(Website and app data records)
- - -
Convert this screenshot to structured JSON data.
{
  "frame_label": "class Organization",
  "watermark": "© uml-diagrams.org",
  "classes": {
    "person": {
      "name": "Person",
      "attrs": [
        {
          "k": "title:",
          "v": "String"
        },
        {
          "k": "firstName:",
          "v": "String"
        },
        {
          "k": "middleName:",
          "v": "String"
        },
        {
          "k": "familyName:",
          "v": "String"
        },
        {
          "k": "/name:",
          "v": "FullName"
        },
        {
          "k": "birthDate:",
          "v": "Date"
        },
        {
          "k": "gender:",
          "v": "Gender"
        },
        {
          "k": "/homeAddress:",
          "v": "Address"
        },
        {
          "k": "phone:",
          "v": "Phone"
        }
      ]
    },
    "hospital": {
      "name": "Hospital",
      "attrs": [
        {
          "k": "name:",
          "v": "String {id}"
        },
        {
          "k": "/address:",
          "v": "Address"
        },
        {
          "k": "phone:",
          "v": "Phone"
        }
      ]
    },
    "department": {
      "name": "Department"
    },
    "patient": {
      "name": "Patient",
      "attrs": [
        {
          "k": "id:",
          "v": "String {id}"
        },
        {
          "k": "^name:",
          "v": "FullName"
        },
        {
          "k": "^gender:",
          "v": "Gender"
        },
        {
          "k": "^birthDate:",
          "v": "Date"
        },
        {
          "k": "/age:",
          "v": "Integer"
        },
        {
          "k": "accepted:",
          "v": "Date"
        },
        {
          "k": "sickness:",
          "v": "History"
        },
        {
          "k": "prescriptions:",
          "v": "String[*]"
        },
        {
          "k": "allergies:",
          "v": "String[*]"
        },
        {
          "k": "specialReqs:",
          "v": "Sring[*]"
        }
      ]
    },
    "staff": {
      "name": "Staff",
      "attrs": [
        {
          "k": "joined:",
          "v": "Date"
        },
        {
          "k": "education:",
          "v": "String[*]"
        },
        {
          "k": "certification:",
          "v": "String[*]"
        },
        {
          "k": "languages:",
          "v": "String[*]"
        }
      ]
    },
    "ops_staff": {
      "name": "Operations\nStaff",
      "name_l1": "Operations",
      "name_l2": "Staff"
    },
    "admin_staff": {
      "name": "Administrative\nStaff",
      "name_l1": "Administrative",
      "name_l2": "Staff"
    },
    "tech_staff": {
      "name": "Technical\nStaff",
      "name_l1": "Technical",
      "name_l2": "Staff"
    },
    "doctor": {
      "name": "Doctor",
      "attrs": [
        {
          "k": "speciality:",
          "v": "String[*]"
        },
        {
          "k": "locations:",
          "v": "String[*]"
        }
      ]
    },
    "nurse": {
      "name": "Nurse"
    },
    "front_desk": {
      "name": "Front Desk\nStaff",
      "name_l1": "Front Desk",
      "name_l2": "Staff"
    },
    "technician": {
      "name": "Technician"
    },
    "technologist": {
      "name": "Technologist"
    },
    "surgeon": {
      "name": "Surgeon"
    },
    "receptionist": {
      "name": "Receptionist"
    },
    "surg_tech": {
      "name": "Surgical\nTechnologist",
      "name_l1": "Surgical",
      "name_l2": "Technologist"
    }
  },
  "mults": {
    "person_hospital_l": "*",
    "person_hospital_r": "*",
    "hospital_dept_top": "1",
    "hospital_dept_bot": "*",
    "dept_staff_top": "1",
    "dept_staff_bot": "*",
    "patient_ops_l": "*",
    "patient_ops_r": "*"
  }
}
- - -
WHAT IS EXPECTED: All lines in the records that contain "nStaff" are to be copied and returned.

TASK RESULT:
      "name": "Operations\nStaff",
      "name": "Administrative\nStaff",
      "name": "Technical\nStaff",
      "name": "Front Desk\nStaff",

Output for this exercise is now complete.